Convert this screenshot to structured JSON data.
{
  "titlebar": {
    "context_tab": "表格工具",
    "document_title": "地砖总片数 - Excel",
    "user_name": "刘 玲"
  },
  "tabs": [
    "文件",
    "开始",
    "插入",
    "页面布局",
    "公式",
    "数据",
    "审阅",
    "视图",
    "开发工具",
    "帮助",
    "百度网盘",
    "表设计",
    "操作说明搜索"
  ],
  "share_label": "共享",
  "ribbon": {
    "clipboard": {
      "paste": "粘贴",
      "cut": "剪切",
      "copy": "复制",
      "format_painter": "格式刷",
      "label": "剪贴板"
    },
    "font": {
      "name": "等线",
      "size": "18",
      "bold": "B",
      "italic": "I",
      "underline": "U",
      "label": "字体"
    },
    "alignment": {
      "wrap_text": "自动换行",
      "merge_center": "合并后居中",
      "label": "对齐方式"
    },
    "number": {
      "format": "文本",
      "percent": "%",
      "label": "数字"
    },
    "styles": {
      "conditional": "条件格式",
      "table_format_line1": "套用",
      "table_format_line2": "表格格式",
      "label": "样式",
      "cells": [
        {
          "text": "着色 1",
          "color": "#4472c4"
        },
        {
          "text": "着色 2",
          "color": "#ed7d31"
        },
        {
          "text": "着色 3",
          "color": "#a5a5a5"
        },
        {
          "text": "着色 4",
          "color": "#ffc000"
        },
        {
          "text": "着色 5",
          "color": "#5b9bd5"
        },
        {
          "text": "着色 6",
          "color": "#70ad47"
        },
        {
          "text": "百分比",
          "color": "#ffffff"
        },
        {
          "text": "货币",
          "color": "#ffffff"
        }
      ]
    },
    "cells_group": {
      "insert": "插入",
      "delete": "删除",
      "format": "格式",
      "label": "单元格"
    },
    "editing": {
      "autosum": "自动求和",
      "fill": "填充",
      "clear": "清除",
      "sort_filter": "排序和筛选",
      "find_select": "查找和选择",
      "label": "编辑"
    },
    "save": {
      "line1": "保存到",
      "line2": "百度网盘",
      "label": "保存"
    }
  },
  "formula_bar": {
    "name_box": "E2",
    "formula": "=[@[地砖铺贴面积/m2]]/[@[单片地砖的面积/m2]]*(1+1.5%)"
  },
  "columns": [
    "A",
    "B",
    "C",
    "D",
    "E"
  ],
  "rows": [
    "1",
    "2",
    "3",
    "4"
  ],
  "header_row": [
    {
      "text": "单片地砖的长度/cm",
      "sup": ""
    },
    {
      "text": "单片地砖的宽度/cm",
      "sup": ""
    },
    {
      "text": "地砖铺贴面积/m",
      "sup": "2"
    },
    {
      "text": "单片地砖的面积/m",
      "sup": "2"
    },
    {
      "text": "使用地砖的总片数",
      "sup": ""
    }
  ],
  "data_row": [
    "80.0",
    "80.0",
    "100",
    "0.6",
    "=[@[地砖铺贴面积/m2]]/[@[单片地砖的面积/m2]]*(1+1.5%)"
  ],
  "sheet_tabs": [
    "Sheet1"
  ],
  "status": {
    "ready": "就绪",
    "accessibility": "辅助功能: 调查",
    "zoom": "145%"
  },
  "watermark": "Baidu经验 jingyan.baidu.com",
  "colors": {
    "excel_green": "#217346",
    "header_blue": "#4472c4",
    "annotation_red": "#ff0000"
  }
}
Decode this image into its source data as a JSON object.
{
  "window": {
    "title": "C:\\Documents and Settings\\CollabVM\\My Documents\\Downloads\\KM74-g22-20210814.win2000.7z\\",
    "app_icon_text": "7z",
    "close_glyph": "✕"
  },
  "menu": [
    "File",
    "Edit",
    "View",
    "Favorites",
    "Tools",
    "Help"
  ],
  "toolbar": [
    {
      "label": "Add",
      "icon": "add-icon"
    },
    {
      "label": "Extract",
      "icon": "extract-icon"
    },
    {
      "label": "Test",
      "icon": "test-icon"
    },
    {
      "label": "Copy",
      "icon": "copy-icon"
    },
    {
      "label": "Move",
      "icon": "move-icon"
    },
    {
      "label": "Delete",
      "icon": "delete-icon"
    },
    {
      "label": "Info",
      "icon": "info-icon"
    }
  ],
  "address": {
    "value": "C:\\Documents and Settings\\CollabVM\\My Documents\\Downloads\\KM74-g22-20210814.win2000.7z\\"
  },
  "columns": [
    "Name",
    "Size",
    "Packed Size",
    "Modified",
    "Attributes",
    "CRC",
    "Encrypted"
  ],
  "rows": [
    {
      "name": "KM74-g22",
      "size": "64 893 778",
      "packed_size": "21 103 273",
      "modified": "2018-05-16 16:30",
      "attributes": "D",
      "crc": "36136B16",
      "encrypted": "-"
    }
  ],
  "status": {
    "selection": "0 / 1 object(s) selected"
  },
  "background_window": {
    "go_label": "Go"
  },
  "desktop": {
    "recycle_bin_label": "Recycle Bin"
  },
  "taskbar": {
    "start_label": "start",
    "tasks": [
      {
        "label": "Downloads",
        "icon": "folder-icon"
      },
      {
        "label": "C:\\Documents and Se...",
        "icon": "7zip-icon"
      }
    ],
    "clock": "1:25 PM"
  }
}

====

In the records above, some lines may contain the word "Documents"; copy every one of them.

> _Solution to the problem_
    "title": "C:\\Documents and Settings\\CollabVM\\My Documents\\Downloads\\KM74-g22-20210814.win2000.7z\\",
    "value": "C:\\Documents and Settings\\CollabVM\\My Documents\\Downloads\\KM74-g22-20210814.win2000.7z\\"
        "label": "C:\\Documents and Se...",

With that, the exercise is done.